The federal government never approved the proposed reductions, and no providers lost money because of the proposal, Medicaid spokesman Francis Rullan told The Associated Press.
Medicaid director Bob Robinson told providers March 31 that the program intended to trim their payments up to 20 percent during the final quarter of the state budget year because of a projected funding shortfall.
In a news release issued at the close of business June 4, Robinson said he now believes Medicaid has enough money to operate through June 30, the end of the budget year.
“Having the benefit of 11 months of information, we now believe that we will make it through this difficult fiscal year without running a deficit,” Robinson said in the written statement. “I appreciate our providers who have taken care of our Medicaid patients during these difficult times.”
Some providers had said they might stop treating Medicaid patients, but many said they’d continue. About one-fifth of all Mississippi residents are covered by the program.
House Public Health Committee Chairman Steve Holland, D-Plantersville, said the projected shortfall in late March was “minuscule” and Medicaid should’ve made administrative cuts rather than telling providers they might lose money.
“There’s no reason for those kind of scare tactics in this program,” Holland said. “Bob Robinson ought to be ashamed of himself, period.”
Robinson said several things helped improve the budget, including reductions in administrative costs and in spending on medical services. He said Medicaid also collected previously unpaid assessments from nursing homes and had received money from legal settlements and drug rebates.
Reached June 4 at his home in Rienzi, House Speaker Billy McCoy said he was pleased to learn the proposed Medicaid cuts had been dropped.
“I’ll be dog,” said McCoy, a Democrat. “That’s good. I thought that’s what we had worked toward.”
Medicaid is a health coverage plan for the needy, aged, blind and disabled, and for low-income families with children. It is paid by state and federal money, and because Mississippi is a poor state, it receives a generous federal contribution.
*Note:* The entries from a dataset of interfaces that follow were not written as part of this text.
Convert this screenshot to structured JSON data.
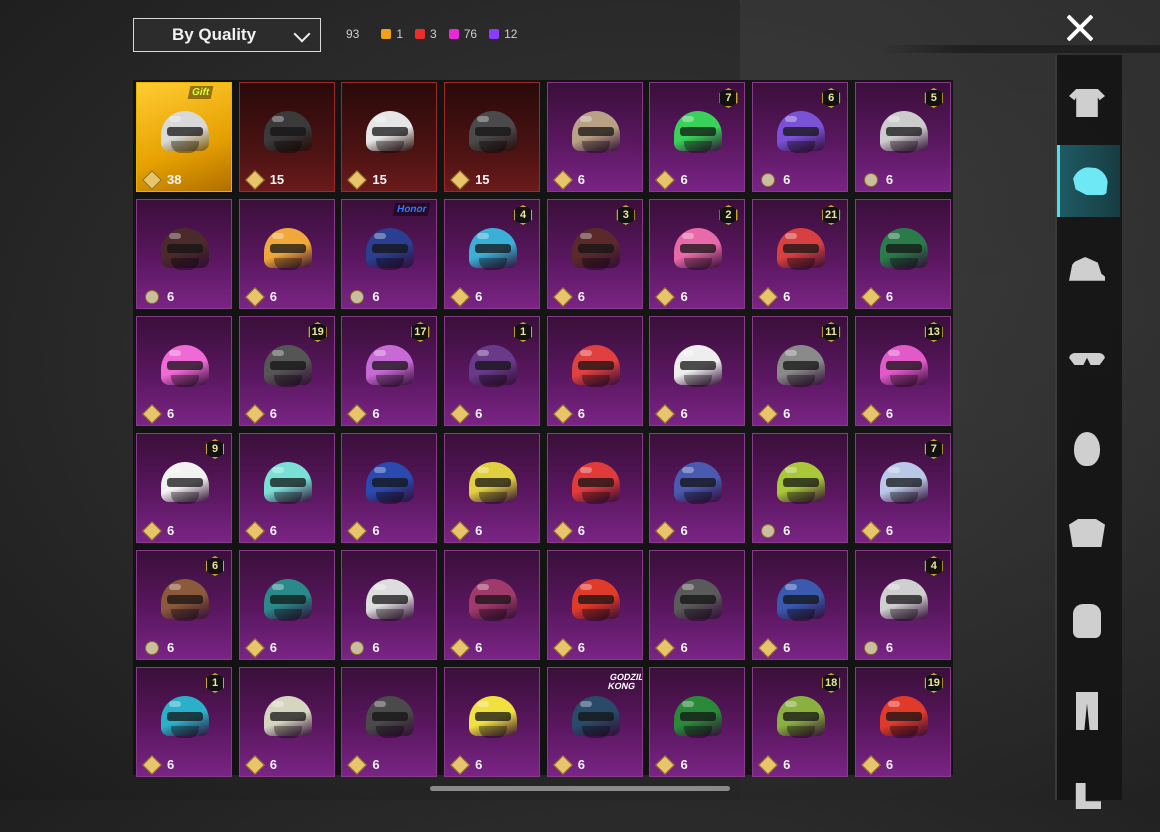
{
  "header": {
    "sort_label": "By Quality",
    "total_count": "93",
    "quality_counts": [
      {
        "color": "#f2a01c",
        "value": "1"
      },
      {
        "color": "#ee2c2c",
        "value": "3"
      },
      {
        "color": "#e62ad6",
        "value": "76"
      },
      {
        "color": "#8a3cff",
        "value": "12"
      }
    ]
  },
  "close_icon": "close-icon",
  "items": [
    {
      "quality": "gold",
      "tag": "Gift",
      "level": null,
      "coin": "diamond",
      "qty": "38",
      "color": "#d9d9d9"
    },
    {
      "quality": "red",
      "tag": null,
      "level": null,
      "coin": "diamond",
      "qty": "15",
      "color": "#3a3a3a"
    },
    {
      "quality": "red",
      "tag": null,
      "level": null,
      "coin": "diamond",
      "qty": "15",
      "color": "#e6e6e6"
    },
    {
      "quality": "red",
      "tag": null,
      "level": null,
      "coin": "diamond",
      "qty": "15",
      "color": "#4a4a4a"
    },
    {
      "quality": "purple",
      "tag": null,
      "level": null,
      "coin": "diamond",
      "qty": "6",
      "color": "#b8a184"
    },
    {
      "quality": "purple",
      "tag": null,
      "level": "7",
      "coin": "diamond",
      "qty": "6",
      "color": "#39d15a"
    },
    {
      "quality": "purple",
      "tag": null,
      "level": "6",
      "coin": "round",
      "qty": "6",
      "color": "#7a52d6"
    },
    {
      "quality": "purple",
      "tag": null,
      "level": "5",
      "coin": "round",
      "qty": "6",
      "color": "#cccccc"
    },
    {
      "quality": "purple",
      "tag": null,
      "level": null,
      "coin": "round",
      "qty": "6",
      "color": "#4a2a2a"
    },
    {
      "quality": "purple",
      "tag": null,
      "level": null,
      "coin": "diamond",
      "qty": "6",
      "color": "#f0a83a"
    },
    {
      "quality": "purple",
      "tag": "Honor",
      "level": null,
      "coin": "round",
      "qty": "6",
      "color": "#2a3f8f"
    },
    {
      "quality": "purple",
      "tag": null,
      "level": "4",
      "coin": "diamond",
      "qty": "6",
      "color": "#3ab0d6"
    },
    {
      "quality": "purple",
      "tag": null,
      "level": "3",
      "coin": "diamond",
      "qty": "6",
      "color": "#5a2a2a"
    },
    {
      "quality": "purple",
      "tag": null,
      "level": "2",
      "coin": "diamond",
      "qty": "6",
      "color": "#e86aa8"
    },
    {
      "quality": "purple",
      "tag": null,
      "level": "21",
      "coin": "diamond",
      "qty": "6",
      "color": "#d64040"
    },
    {
      "quality": "purple",
      "tag": null,
      "level": null,
      "coin": "diamond",
      "qty": "6",
      "color": "#2a7a4a"
    },
    {
      "quality": "purple",
      "tag": null,
      "level": null,
      "coin": "diamond",
      "qty": "6",
      "color": "#f06ad6"
    },
    {
      "quality": "purple",
      "tag": null,
      "level": "19",
      "coin": "diamond",
      "qty": "6",
      "color": "#555555"
    },
    {
      "quality": "purple",
      "tag": null,
      "level": "17",
      "coin": "diamond",
      "qty": "6",
      "color": "#c86ad6"
    },
    {
      "quality": "purple",
      "tag": null,
      "level": "1",
      "coin": "diamond",
      "qty": "6",
      "color": "#6a3a8a"
    },
    {
      "quality": "purple",
      "tag": null,
      "level": null,
      "coin": "diamond",
      "qty": "6",
      "color": "#e04040"
    },
    {
      "quality": "purple",
      "tag": null,
      "level": null,
      "coin": "diamond",
      "qty": "6",
      "color": "#eeeeee"
    },
    {
      "quality": "purple",
      "tag": null,
      "level": "11",
      "coin": "diamond",
      "qty": "6",
      "color": "#8a8a8a"
    },
    {
      "quality": "purple",
      "tag": null,
      "level": "13",
      "coin": "diamond",
      "qty": "6",
      "color": "#e05ac8"
    },
    {
      "quality": "purple",
      "tag": null,
      "level": "9",
      "coin": "diamond",
      "qty": "6",
      "color": "#f2f2f2"
    },
    {
      "quality": "purple",
      "tag": null,
      "level": null,
      "coin": "diamond",
      "qty": "6",
      "color": "#7ae0d6"
    },
    {
      "quality": "purple",
      "tag": null,
      "level": null,
      "coin": "diamond",
      "qty": "6",
      "color": "#2a4ab0"
    },
    {
      "quality": "purple",
      "tag": null,
      "level": null,
      "coin": "diamond",
      "qty": "6",
      "color": "#e0d040"
    },
    {
      "quality": "purple",
      "tag": null,
      "level": null,
      "coin": "diamond",
      "qty": "6",
      "color": "#e03a3a"
    },
    {
      "quality": "purple",
      "tag": null,
      "level": null,
      "coin": "diamond",
      "qty": "6",
      "color": "#4a5ab0"
    },
    {
      "quality": "purple",
      "tag": null,
      "level": null,
      "coin": "round",
      "qty": "6",
      "color": "#a8c83a"
    },
    {
      "quality": "purple",
      "tag": null,
      "level": "7",
      "coin": "diamond",
      "qty": "6",
      "color": "#b8c8e6"
    },
    {
      "quality": "purple",
      "tag": null,
      "level": "6",
      "coin": "round",
      "qty": "6",
      "color": "#8a5a3a"
    },
    {
      "quality": "purple",
      "tag": null,
      "level": null,
      "coin": "diamond",
      "qty": "6",
      "color": "#2a8a8a"
    },
    {
      "quality": "purple",
      "tag": null,
      "level": null,
      "coin": "round",
      "qty": "6",
      "color": "#dddddd"
    },
    {
      "quality": "purple",
      "tag": null,
      "level": null,
      "coin": "diamond",
      "qty": "6",
      "color": "#a03a6a"
    },
    {
      "quality": "purple",
      "tag": null,
      "level": null,
      "coin": "diamond",
      "qty": "6",
      "color": "#e03a2a"
    },
    {
      "quality": "purple",
      "tag": null,
      "level": null,
      "coin": "diamond",
      "qty": "6",
      "color": "#5a5a5a"
    },
    {
      "quality": "purple",
      "tag": null,
      "level": null,
      "coin": "diamond",
      "qty": "6",
      "color": "#3a5ab0"
    },
    {
      "quality": "purple",
      "tag": null,
      "level": "4",
      "coin": "round",
      "qty": "6",
      "color": "#cfcfcf"
    },
    {
      "quality": "purple",
      "tag": null,
      "level": "1",
      "coin": "diamond",
      "qty": "6",
      "color": "#2ab0c8"
    },
    {
      "quality": "purple",
      "tag": null,
      "level": null,
      "coin": "diamond",
      "qty": "6",
      "color": "#d6d6c0"
    },
    {
      "quality": "purple",
      "tag": null,
      "level": null,
      "coin": "diamond",
      "qty": "6",
      "color": "#4a4a4a"
    },
    {
      "quality": "purple",
      "tag": null,
      "level": null,
      "coin": "diamond",
      "qty": "6",
      "color": "#f0e040"
    },
    {
      "quality": "purple",
      "tag": "GODZILLA KONG",
      "level": null,
      "coin": "diamond",
      "qty": "6",
      "color": "#2a4a6a"
    },
    {
      "quality": "purple",
      "tag": null,
      "level": null,
      "coin": "diamond",
      "qty": "6",
      "color": "#2a8a3a"
    },
    {
      "quality": "purple",
      "tag": null,
      "level": "18",
      "coin": "diamond",
      "qty": "6",
      "color": "#8ab040"
    },
    {
      "quality": "purple",
      "tag": null,
      "level": "19",
      "coin": "diamond",
      "qty": "6",
      "color": "#e03a2a"
    }
  ],
  "side_tabs": [
    {
      "icon": "shirt-set-icon",
      "active": false
    },
    {
      "icon": "helmet-icon",
      "active": true
    },
    {
      "icon": "cap-icon",
      "active": false
    },
    {
      "icon": "glasses-icon",
      "active": false
    },
    {
      "icon": "mask-icon",
      "active": false
    },
    {
      "icon": "jacket-icon",
      "active": false
    },
    {
      "icon": "backpack-icon",
      "active": false
    },
    {
      "icon": "pants-icon",
      "active": false
    },
    {
      "icon": "boots-icon",
      "active": false
    }
  ]
}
In late March, Medicaid said it anticipated a shortfall of more than $14 million in state funding. Rullan said that would’ve meant a shortage of about $50 million in payments to providers, had the plan been carried out.